“Countless women have steered the course of our history, and their stories are ones of steadfast determination. From reaching for the ballot box to breaking barriers on athletic fields and battlefields, American women have stood resolute in the face of adversity and overcome obstacles to realize their full measure of success.”
Women’s history is a story of women’s strength. The success of women entrepreneurs significantly expands women’s role in creating wealth, prosperity, and well-being for the nation in the 21st century. Over the past half century, women have made substantial gains in their social and economic status as they sought economic equality and independence. However, women business owners, as a group, are under economic pressure in entrepreneurial endeavors not only because of their gender but also because of their businesses’ size. The number of women-owned firms has increased by 20.1 percent since 2002. However, the share of total business revenues has declined for the smaller firms whose ownership is identifiable by gender.
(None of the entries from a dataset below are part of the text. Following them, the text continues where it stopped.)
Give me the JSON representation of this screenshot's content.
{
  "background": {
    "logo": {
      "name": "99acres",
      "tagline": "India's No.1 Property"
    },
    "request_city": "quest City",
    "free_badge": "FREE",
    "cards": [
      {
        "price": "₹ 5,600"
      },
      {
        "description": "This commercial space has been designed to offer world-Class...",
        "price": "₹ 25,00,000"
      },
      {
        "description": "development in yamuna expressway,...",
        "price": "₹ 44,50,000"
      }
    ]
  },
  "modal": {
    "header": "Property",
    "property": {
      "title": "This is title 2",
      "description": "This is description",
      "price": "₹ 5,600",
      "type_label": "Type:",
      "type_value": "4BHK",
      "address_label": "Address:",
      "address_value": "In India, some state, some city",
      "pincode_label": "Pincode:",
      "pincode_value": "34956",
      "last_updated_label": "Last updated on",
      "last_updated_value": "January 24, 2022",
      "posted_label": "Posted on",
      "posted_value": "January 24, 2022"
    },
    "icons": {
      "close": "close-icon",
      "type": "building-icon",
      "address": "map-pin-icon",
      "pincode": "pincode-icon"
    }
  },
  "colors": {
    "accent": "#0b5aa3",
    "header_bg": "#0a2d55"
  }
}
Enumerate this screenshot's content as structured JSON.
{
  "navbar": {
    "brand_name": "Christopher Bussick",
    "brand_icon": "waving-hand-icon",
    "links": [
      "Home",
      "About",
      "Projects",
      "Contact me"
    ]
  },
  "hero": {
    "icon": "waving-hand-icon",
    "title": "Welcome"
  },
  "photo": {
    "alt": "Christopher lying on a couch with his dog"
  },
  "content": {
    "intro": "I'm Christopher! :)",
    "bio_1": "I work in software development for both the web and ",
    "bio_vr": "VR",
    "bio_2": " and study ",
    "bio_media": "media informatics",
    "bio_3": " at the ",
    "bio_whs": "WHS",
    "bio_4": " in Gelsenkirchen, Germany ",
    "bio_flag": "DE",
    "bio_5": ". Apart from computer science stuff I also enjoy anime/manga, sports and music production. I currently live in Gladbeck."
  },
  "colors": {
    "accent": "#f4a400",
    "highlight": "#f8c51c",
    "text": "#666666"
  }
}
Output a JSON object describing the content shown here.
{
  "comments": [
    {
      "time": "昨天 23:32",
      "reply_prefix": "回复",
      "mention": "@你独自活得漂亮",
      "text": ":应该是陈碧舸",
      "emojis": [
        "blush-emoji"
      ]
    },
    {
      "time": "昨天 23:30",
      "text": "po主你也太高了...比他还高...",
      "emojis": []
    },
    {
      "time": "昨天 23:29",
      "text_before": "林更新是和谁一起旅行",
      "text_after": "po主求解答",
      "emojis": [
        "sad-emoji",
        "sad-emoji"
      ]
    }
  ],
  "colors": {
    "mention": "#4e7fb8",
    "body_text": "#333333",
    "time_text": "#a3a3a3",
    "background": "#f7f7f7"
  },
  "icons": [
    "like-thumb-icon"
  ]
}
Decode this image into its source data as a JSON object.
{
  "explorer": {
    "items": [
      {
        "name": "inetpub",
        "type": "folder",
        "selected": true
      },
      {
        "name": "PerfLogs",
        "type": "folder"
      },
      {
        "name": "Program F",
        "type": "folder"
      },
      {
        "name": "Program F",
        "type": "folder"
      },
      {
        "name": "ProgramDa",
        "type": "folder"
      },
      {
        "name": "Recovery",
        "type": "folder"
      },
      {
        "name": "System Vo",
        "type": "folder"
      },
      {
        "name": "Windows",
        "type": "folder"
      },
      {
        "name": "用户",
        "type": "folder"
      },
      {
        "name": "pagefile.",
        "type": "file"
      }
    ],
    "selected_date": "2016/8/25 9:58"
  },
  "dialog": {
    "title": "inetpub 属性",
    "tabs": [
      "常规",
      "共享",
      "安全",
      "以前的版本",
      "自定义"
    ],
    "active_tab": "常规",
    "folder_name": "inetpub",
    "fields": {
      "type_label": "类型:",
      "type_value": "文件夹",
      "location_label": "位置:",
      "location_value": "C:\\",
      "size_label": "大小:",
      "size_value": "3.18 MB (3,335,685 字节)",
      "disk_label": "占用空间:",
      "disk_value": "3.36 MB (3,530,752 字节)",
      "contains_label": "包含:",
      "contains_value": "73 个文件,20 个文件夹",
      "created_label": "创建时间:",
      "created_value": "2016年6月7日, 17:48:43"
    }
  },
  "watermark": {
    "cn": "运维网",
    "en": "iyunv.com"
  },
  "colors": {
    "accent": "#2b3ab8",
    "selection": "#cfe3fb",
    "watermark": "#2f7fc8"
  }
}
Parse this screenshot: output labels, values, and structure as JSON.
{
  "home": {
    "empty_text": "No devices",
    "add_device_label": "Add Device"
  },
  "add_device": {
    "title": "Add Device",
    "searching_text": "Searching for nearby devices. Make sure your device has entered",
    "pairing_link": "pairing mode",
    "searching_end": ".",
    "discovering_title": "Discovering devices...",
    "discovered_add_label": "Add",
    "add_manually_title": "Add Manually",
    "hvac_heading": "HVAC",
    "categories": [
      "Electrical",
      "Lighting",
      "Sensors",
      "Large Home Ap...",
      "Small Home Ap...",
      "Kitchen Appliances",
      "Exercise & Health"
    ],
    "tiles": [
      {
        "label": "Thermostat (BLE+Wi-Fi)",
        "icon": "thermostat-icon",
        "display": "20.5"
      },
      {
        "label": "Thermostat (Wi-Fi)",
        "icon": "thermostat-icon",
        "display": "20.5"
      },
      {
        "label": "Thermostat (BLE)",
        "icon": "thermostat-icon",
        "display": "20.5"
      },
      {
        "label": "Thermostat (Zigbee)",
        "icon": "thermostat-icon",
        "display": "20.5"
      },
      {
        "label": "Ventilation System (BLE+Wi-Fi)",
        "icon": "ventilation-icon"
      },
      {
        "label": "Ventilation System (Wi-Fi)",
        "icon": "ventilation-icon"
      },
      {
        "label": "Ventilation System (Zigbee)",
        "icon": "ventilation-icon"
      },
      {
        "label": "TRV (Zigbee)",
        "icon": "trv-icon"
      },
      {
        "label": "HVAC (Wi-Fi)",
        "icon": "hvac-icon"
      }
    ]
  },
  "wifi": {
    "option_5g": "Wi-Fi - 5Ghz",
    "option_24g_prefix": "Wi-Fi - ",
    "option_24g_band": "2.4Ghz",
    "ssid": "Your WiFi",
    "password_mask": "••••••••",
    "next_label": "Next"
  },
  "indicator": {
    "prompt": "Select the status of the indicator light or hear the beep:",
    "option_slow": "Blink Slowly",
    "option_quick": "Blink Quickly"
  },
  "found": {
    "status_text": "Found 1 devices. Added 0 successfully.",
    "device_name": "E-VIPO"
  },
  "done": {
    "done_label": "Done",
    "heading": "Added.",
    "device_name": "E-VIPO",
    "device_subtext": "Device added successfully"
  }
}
That is, publicly held firms hold a larger and larger share of gross business receipts. Women-owned firms’ share of receipts declined from 4.2 percent in 2002 to 3.9 percent in 2007. As women-owned businesses increase in number, they will increasingly face the same challenges as businesses owned by men.
To learn more about women-owned businesses see these Office of Advocacy’s publications: Owner Demographic Economic Research, and Women-owned Business Economic Research, and the U.S. Census Bureau’s Women-Owned Firms: 2007.